I think the one thing that could turn people off the game is the fact in can be a very cutthroat game. Because there is a limited number of routes in between cities, players can quickly find themselves boxed out of going they way they planned. This is also a strategy that players can employ against their opponents by taking away routes that the other players seem to be going for on the board. Veteran players won’t have a problem with this, but people who are new to board games could be put off by this aspect.
Ticket to Ride is a game is fantastic, but the real question is which version should you buy. My vote is for the Europe version and let me explain why. One of the reasons is the edition of tunnels and ferry routes. The tunnels add a little suspense when attempting to claim a route. I have played games where it has taken me three turns to finally claim a two car route that I need. Sure it was frustrating, but it was a good laugh for the others at the table. In the USA version, I don’t find the locomotive cards being claimed when they were part of the face up collection. Ferry routes requirement to use these wildcards makes them much more important to the game.
I know it’s not the strongest of reasons, but I like the normal sized cards enough that it helps sway my opinion. Not having to shuffle around the tiny cards takes one of my major frustrations with the components of Ticket to Ride: USA away. My one criticism of the Europe map is that it uses turn of the century city names and I wasn’t familiar with all of them. The first game or two I had to look around to find exactly where they were. The train stations are a touchy subject because they make the game much less cutthroat because you can use other players routes. I personally like them because it gives people options if they happen to get cut off completing their destination tickets. The Europe map is super congested in western Europe with a ton of short routes that will be claimed quickly and I see why they added them to the game. Players will find themselves closed off much more in this map then the USA. The good thing is that they are not essential for the Europe map and can be removed from the game if the players want. I see the Europe map as an improvement to the first edition of the game that adds some new game play elements that I think improve the game overall.

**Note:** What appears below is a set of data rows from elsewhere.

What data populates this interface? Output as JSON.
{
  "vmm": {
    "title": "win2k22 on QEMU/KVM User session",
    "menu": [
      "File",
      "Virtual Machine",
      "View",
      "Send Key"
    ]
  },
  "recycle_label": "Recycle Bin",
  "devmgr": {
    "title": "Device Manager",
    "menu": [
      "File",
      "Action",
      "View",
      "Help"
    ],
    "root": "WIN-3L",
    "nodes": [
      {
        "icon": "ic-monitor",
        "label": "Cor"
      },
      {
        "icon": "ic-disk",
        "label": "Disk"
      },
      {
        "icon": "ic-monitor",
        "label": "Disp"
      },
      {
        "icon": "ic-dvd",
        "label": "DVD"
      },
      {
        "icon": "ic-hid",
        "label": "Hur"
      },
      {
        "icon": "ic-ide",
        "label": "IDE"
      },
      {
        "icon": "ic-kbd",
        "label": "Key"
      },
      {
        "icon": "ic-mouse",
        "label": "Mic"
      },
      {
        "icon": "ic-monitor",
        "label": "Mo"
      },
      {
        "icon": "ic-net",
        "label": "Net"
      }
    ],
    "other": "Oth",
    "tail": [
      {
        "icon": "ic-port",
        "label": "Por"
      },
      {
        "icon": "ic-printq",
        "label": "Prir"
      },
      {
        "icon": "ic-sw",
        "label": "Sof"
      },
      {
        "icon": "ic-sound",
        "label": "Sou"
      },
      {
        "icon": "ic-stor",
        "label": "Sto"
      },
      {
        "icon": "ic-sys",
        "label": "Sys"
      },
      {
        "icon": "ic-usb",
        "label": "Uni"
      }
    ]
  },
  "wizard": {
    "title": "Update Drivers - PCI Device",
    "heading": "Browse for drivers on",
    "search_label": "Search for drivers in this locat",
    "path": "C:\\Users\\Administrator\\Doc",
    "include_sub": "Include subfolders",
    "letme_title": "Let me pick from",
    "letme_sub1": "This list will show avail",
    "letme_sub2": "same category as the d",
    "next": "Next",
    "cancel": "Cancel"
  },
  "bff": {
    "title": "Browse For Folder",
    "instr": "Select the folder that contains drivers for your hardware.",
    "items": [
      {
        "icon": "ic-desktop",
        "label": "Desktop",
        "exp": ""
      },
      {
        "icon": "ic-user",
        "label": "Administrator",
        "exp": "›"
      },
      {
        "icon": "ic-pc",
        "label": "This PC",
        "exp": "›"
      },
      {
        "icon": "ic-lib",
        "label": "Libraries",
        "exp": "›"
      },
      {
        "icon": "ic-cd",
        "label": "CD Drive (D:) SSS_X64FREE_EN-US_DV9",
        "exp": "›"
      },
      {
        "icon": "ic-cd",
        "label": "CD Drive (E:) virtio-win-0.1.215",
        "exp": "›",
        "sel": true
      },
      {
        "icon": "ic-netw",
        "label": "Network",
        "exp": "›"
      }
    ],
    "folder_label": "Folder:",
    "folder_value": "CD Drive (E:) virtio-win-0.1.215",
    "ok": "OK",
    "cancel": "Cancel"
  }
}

I have played all the major Ticket to Ride releases and have found them all to be enjoyable and worth your gaming dollars. However, Ticket to Ride: Europe takes the original game and, in my opinion, makes it better than any of the other editions. The core game play of Ticket to Ride is very intuitive and accessible to new players, but still has some strategic elements to keep hardcore board gamers engaged. Ticket to Ride: Europe is one of the greatest gateway games ever made and should find a place on your gaming shelf.
If you are interested in getting a copy for yourself, it’s about $40
Final Score: 5 Stars – A great gateway game with easy to learn mechanics and plenty of player interaction.
• Cutthroat strategy isn’t for everyone
• Older city names make finding locations a little difficult